    You, Melissa, are an intellectual at heart! I love it!
    As an avid historian, I think the Bonhoeffer book is probably right up my alley.

    Prayers and blessings,
    [email protected]

  43. 43
    Karen Palen says:

    Hi! My favorite biography ever is “Things we Couldn’t Say,” by Diet Eman. She was an amazingly brave young Dutch woman in WWII who helped to rescue Jews in Holland. It is a very inspiring story, and made me think alot about what I would be willing to do in the same situation, but even more, how I would be changed by the experience, and what God wants me to do because of what I HAVE experienced.

  44. 44
    Lynn says:

    One of my favorite biography books was “The Hidding Place” by Corrie Ten Boom with Eizabet & John Sherrill.

  45. 45
    Terry says:

    Last year my husband read John Adams (McCullough) and we recently watched the mini-series together. Does that count?! 🙂

    The last biography I recall reading was Barbara Bush: A Memoir, back in 2003, when I remember telling a friend that I was going to read one biography a month. My first selection was Ronald Reagan (don’t recall the title) and my second and ultimately final selection was the Barbara Bush book. So much for setting goals!

    Thank you, Melissa, for naming all these wonderful and inspiring books. Your post today has rekindled my desire to read biographies!

    Louisa, VA

  46. 46
    Jeanie says:

    I just remembered one of my all time faves…it’s by Darlene Diebler Rose and is called Evidence Not Seen. YOU WOULD LOVE IT! I can’t recommend it enough. She was a missionary in Papua New Guinea in WWII and it is a quick but totally engaging read.

  47. 47
    Yolanda says:

    Not sure that I have a favorite, but I tend to be more on autobiogrpahys, such as The Hiding Place by Corrie Ten Boom.

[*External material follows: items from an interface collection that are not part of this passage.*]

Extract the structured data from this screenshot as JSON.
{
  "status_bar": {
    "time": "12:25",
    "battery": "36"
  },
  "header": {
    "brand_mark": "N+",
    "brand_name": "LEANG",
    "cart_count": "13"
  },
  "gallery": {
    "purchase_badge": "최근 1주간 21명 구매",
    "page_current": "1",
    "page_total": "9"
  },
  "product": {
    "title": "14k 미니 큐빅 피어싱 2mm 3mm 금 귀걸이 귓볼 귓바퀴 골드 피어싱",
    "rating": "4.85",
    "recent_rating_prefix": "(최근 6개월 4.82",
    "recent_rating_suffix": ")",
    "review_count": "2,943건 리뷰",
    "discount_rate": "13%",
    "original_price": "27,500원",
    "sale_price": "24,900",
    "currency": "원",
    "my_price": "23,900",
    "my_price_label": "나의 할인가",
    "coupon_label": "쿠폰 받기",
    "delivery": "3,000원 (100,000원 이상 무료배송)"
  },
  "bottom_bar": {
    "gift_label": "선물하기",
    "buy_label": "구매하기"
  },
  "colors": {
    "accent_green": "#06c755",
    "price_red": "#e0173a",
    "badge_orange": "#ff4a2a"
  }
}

    Rebel with a Cause, Franklin Graham.

    Currently I am reading an autobiography, and it has me spell-bound.

    The Blood of the Lambs, by Kamal Saleem.

    Blessings Melissa,

  48. 48
    Martha says:

    Amy Carmichael has always been a hero of mine…so I also enjoyed A Chance to Die.

  49. 49
    Katherine says:

    George & Laura by Christopher P. Anderson
    A great biography of George & Laura Bush.

  50. 50
    Tashi Sonnenberg says:

    I can’t say I’ve read too many biographies, but ‘Hudson Taylor’s Spiritual Secret’ pretty much changed my life. I would certainly call it my favorite 🙂